▶ **EXERCISE AIM**: Filter the entries below, keeping only lines with the word "this".

▶ **RECORDS TO PROCESS**:
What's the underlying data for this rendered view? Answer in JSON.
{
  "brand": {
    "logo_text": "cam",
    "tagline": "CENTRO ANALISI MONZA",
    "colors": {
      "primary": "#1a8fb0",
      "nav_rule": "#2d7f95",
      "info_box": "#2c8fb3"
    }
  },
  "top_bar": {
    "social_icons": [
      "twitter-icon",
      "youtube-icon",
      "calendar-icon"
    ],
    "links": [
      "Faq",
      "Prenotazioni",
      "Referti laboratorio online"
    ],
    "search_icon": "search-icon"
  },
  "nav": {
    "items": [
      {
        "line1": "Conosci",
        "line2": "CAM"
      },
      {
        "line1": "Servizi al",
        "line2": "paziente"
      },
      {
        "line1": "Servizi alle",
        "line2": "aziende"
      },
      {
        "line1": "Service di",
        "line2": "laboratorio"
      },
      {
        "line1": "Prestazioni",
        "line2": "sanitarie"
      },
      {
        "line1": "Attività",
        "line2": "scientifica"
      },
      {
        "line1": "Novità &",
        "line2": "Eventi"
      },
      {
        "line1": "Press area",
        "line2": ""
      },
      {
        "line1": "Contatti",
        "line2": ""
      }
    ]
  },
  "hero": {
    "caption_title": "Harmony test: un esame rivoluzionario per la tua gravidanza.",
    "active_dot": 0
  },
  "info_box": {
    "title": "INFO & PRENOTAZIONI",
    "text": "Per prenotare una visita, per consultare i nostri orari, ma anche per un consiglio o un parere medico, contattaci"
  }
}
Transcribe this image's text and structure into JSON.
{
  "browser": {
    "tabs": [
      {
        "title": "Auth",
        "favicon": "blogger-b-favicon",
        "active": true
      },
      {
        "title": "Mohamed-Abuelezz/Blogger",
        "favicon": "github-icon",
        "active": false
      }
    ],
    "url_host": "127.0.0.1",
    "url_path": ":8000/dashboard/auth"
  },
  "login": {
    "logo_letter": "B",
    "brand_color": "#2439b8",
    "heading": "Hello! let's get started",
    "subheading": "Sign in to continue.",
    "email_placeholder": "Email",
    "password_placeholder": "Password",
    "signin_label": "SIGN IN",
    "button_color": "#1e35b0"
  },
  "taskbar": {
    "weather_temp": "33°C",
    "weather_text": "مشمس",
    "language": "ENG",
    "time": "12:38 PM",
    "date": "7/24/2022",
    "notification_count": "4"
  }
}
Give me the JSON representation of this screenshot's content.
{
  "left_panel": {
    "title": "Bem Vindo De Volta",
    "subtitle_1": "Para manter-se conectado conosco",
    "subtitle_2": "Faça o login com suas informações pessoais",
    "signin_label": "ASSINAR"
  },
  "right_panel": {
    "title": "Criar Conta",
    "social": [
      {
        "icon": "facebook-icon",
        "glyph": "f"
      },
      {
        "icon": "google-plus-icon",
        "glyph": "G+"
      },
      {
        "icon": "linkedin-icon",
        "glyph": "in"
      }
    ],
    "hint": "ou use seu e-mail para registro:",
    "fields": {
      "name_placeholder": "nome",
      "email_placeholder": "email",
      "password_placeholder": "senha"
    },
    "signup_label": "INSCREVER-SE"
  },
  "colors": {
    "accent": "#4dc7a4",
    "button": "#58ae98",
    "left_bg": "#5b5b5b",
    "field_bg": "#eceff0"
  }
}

▶ **EXERCISE ANSWER**:
What's the underlying data for this rendered view? Answer in JSON.
Transcribe this image's text and structure into JSON.
Give me the JSON representation of this screenshot's content.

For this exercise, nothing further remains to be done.